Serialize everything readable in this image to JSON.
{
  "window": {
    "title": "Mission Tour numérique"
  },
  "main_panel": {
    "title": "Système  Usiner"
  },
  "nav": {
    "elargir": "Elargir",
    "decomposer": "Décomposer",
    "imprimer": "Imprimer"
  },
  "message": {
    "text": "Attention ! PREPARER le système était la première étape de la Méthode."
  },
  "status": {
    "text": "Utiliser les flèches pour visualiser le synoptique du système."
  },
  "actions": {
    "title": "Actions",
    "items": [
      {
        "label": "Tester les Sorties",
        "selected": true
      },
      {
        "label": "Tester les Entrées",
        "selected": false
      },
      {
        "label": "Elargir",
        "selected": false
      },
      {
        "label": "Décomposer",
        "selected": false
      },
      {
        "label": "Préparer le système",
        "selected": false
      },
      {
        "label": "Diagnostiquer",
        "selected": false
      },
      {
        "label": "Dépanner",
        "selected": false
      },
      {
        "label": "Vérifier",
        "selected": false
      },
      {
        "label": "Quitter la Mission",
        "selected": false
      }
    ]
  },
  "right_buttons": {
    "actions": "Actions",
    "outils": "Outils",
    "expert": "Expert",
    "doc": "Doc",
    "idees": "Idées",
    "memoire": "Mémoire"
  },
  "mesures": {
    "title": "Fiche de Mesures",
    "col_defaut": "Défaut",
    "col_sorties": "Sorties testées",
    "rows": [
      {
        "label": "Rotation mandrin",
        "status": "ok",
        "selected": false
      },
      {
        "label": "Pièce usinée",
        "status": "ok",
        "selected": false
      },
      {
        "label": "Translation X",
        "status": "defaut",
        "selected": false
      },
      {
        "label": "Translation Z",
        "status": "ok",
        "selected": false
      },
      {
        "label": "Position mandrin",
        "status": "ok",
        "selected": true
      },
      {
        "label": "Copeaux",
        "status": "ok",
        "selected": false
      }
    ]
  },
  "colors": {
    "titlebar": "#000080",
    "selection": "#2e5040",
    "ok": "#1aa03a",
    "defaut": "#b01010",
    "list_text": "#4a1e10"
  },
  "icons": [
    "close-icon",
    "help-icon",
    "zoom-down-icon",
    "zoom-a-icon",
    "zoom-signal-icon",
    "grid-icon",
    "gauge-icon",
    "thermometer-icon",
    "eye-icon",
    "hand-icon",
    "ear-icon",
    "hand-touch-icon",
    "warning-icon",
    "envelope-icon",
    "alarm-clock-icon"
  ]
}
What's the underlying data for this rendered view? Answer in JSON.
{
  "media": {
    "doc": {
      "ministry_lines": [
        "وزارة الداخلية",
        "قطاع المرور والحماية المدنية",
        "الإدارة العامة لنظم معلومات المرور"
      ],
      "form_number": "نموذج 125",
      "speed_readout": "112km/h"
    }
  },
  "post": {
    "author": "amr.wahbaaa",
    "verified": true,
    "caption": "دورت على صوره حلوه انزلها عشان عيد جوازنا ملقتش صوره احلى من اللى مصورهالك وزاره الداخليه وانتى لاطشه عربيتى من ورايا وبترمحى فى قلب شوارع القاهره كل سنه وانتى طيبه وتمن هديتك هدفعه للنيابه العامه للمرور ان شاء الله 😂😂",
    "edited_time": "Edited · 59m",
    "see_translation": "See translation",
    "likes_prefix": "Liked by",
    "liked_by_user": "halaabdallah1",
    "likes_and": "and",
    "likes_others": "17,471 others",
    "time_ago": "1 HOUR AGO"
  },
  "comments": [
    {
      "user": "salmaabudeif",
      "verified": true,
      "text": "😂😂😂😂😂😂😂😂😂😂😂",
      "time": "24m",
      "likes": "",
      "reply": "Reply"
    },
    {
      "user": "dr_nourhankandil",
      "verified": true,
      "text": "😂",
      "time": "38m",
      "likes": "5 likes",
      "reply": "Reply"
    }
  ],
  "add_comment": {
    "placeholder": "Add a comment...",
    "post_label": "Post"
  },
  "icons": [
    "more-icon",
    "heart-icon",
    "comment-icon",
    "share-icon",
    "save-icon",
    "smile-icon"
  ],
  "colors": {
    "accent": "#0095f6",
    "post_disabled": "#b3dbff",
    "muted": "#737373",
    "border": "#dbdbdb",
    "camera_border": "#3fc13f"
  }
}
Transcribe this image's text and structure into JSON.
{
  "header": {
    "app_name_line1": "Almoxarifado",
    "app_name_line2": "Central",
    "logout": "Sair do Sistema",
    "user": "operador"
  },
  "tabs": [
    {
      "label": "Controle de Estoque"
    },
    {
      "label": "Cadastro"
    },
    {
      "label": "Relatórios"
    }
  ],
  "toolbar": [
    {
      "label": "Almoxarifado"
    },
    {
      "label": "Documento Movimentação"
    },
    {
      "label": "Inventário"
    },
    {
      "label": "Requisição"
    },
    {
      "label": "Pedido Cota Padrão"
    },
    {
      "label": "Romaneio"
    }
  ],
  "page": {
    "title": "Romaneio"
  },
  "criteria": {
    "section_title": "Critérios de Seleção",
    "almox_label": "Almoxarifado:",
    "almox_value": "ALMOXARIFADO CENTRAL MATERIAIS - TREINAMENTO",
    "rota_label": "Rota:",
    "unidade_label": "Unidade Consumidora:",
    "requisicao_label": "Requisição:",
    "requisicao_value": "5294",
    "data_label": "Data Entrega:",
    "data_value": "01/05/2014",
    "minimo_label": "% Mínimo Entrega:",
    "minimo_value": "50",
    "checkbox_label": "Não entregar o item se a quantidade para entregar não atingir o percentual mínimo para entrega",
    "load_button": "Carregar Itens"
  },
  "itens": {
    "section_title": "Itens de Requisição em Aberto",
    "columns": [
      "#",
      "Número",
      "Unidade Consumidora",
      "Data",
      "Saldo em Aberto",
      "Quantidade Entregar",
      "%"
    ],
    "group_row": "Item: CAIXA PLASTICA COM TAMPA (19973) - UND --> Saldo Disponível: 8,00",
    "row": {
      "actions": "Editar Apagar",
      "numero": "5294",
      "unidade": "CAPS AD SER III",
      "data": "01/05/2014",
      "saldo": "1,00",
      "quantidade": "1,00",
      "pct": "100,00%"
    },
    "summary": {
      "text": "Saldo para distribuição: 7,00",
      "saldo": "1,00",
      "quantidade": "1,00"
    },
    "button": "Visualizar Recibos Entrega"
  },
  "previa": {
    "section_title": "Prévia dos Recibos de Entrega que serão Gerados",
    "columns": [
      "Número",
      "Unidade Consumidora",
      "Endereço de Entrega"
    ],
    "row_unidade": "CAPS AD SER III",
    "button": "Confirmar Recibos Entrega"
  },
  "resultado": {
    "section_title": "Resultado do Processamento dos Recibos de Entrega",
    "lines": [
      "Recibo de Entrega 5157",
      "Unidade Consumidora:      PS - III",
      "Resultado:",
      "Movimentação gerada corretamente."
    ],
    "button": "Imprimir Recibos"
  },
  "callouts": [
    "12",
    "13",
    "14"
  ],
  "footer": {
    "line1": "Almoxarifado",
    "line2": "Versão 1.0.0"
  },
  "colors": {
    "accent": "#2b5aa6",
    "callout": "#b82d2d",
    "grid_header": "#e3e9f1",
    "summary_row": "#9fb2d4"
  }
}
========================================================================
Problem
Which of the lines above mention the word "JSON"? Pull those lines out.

Written solution
Serialize everything readable in this image to JSON.
What's the underlying data for this rendered view? Answer in JSON.
Transcribe this image's text and structure into JSON.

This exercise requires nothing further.